### [EXERCISE GOAL]
Images in the data are to be skipped, while every line is restated exactly as written.

Dataset rows for apps and sites
>>>

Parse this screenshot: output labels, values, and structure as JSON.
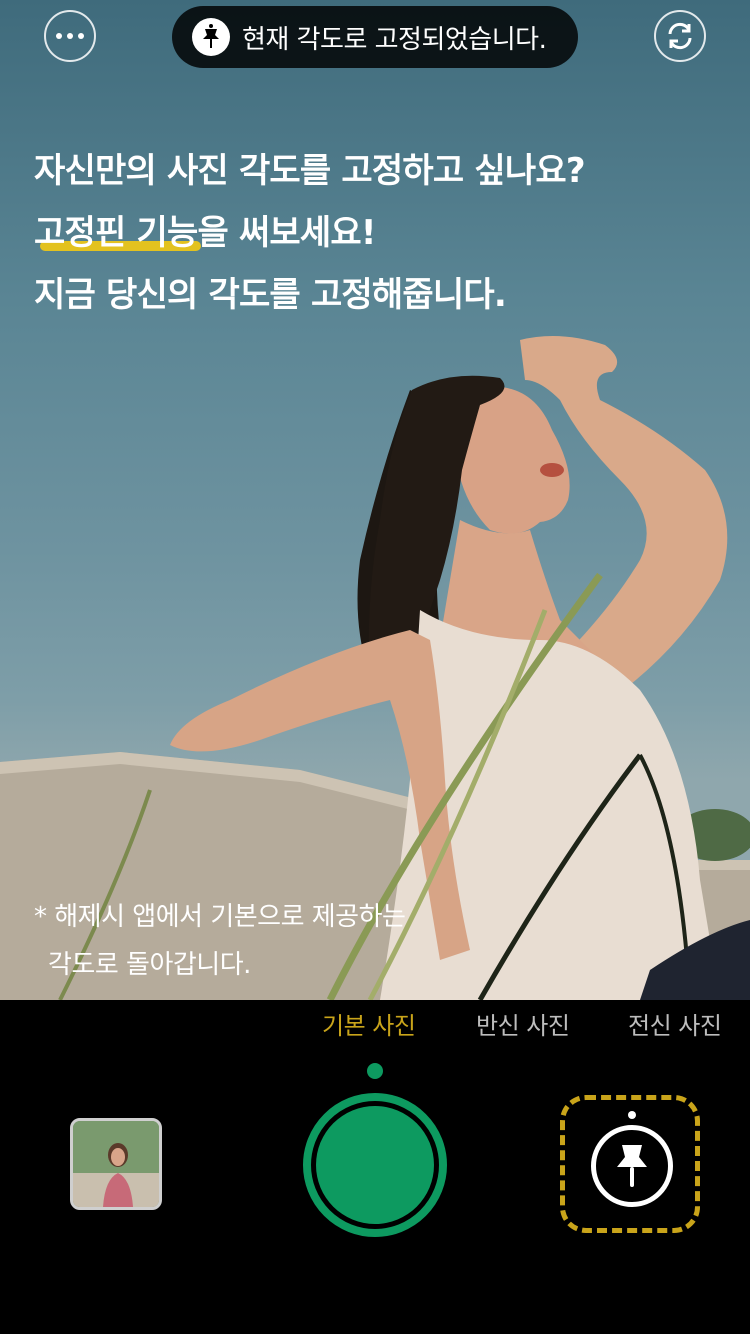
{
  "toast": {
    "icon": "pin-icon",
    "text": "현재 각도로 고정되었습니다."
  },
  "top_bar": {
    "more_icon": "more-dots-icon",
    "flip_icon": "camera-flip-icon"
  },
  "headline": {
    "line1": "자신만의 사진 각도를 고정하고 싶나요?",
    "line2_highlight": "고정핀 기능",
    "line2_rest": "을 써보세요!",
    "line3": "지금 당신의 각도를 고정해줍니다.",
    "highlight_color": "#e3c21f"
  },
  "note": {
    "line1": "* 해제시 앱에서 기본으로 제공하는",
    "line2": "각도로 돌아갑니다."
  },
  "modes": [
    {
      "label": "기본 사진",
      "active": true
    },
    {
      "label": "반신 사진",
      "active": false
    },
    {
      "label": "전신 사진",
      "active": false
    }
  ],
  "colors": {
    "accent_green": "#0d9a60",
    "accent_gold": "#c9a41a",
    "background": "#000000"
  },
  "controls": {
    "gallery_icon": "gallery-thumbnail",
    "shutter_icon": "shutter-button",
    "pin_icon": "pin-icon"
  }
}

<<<

### [EXERCISE RESULT]
Parse this screenshot: output labels, values, and structure as JSON.
{
  "toast": {
    "icon": "pin-icon",
    "text": "현재 각도로 고정되었습니다."
  },
  "top_bar": {
    "more_icon": "more-dots-icon",
    "flip_icon": "camera-flip-icon"
  },
  "headline": {
    "line1": "자신만의 사진 각도를 고정하고 싶나요?",
    "line2_highlight": "고정핀 기능",
    "line2_rest": "을 써보세요!",
    "line3": "지금 당신의 각도를 고정해줍니다.",
    "highlight_color": "#e3c21f"
  },
  "note": {
    "line1": "* 해제시 앱에서 기본으로 제공하는",
    "line2": "각도로 돌아갑니다."
  },
  "modes": [
    {
      "label": "기본 사진",
      "active": true
    },
    {
      "label": "반신 사진",
      "active": false
    },
    {
      "label": "전신 사진",
      "active": false
    }
  ],
  "colors": {
    "accent_green": "#0d9a60",
    "accent_gold": "#c9a41a",
    "background": "#000000"
  },
  "controls": {
    "gallery_icon": "gallery-thumbnail",
    "shutter_icon": "shutter-button",
    "pin_icon": "pin-icon"
  }
}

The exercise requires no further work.